***** Data for this task *****

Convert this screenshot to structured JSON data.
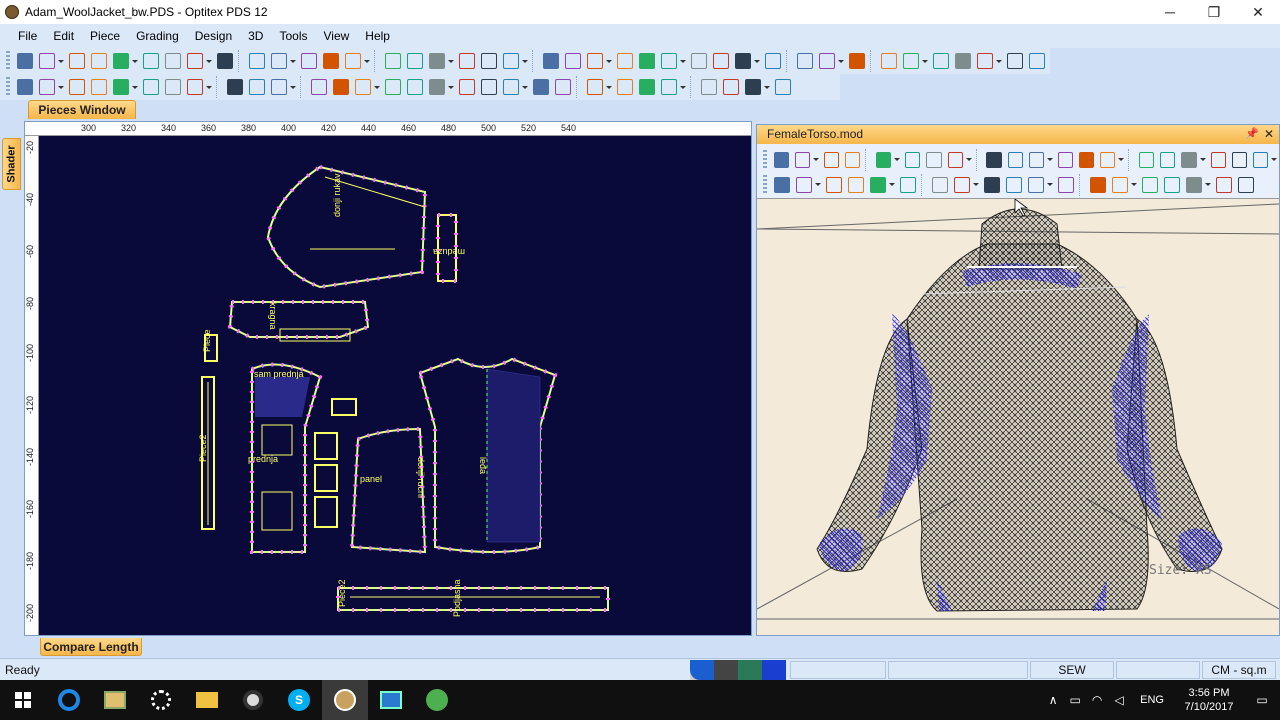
{
  "window": {
    "title": "Adam_WoolJacket_bw.PDS - Optitex PDS 12",
    "minimize": "─",
    "maximize": "❐",
    "close": "✕"
  },
  "menu": [
    "File",
    "Edit",
    "Piece",
    "Grading",
    "Design",
    "3D",
    "Tools",
    "View",
    "Help"
  ],
  "tabs": {
    "pieces_window": "Pieces Window",
    "shader": "Shader",
    "compare_length": "Compare Length"
  },
  "ruler": {
    "h_ticks": [
      "300",
      "320",
      "340",
      "360",
      "380",
      "400",
      "420",
      "440",
      "460",
      "480",
      "500",
      "520",
      "540"
    ],
    "v_ticks": [
      "-20",
      "-40",
      "-60",
      "-80",
      "-100",
      "-120",
      "-140",
      "-160",
      "-180",
      "-200"
    ]
  },
  "pieces": {
    "sleeve_label": "donji rukav",
    "collar_label": "meduza",
    "pocket_label": "kragna",
    "piece_label": "Piece",
    "piece2_label": "Piece2",
    "front_label": "sam prednja",
    "front2_label": "prednja",
    "side_label": "donji rucni",
    "back_label": "leđa",
    "panel_label": "panel",
    "ribbon_label": "Piece2",
    "bottom_label": "Podjasna"
  },
  "panel3d": {
    "title": "FemaleTorso.mod",
    "pin": "📌",
    "close": "✕",
    "size_label": "Size: XS"
  },
  "status": {
    "ready": "Ready",
    "mode": "SEW",
    "units": "CM - sq.m"
  },
  "clock": {
    "time": "3:56 PM",
    "date": "7/10/2017"
  },
  "tray": {
    "lang": "ENG"
  },
  "colors": {
    "accent": "#f6b64a",
    "canvas": "#0a0a3a",
    "piece_outline": "#ffff66",
    "notch": "#ff66ff",
    "grade": "#66ffff",
    "mesh_blue": "#2020d0"
  }
}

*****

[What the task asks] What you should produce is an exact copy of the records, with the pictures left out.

[Expected answer]
Convert this screenshot to structured JSON data.
{
  "window": {
    "title": "Adam_WoolJacket_bw.PDS - Optitex PDS 12",
    "minimize": "─",
    "maximize": "❐",
    "close": "✕"
  },
  "menu": [
    "File",
    "Edit",
    "Piece",
    "Grading",
    "Design",
    "3D",
    "Tools",
    "View",
    "Help"
  ],
  "tabs": {
    "pieces_window": "Pieces Window",
    "shader": "Shader",
    "compare_length": "Compare Length"
  },
  "ruler": {
    "h_ticks": [
      "300",
      "320",
      "340",
      "360",
      "380",
      "400",
      "420",
      "440",
      "460",
      "480",
      "500",
      "520",
      "540"
    ],
    "v_ticks": [
      "-20",
      "-40",
      "-60",
      "-80",
      "-100",
      "-120",
      "-140",
      "-160",
      "-180",
      "-200"
    ]
  },
  "pieces": {
    "sleeve_label": "donji rukav",
    "collar_label": "meduza",
    "pocket_label": "kragna",
    "piece_label": "Piece",
    "piece2_label": "Piece2",
    "front_label": "sam prednja",
    "front2_label": "prednja",
    "side_label": "donji rucni",
    "back_label": "leđa",
    "panel_label": "panel",
    "ribbon_label": "Piece2",
    "bottom_label": "Podjasna"
  },
  "panel3d": {
    "title": "FemaleTorso.mod",
    "pin": "📌",
    "close": "✕",
    "size_label": "Size: XS"
  },
  "status": {
    "ready": "Ready",
    "mode": "SEW",
    "units": "CM - sq.m"
  },
  "clock": {
    "time": "3:56 PM",
    "date": "7/10/2017"
  },
  "tray": {
    "lang": "ENG"
  },
  "colors": {
    "accent": "#f6b64a",
    "canvas": "#0a0a3a",
    "piece_outline": "#ffff66",
    "notch": "#ff66ff",
    "grade": "#66ffff",
    "mesh_blue": "#2020d0"
  }
}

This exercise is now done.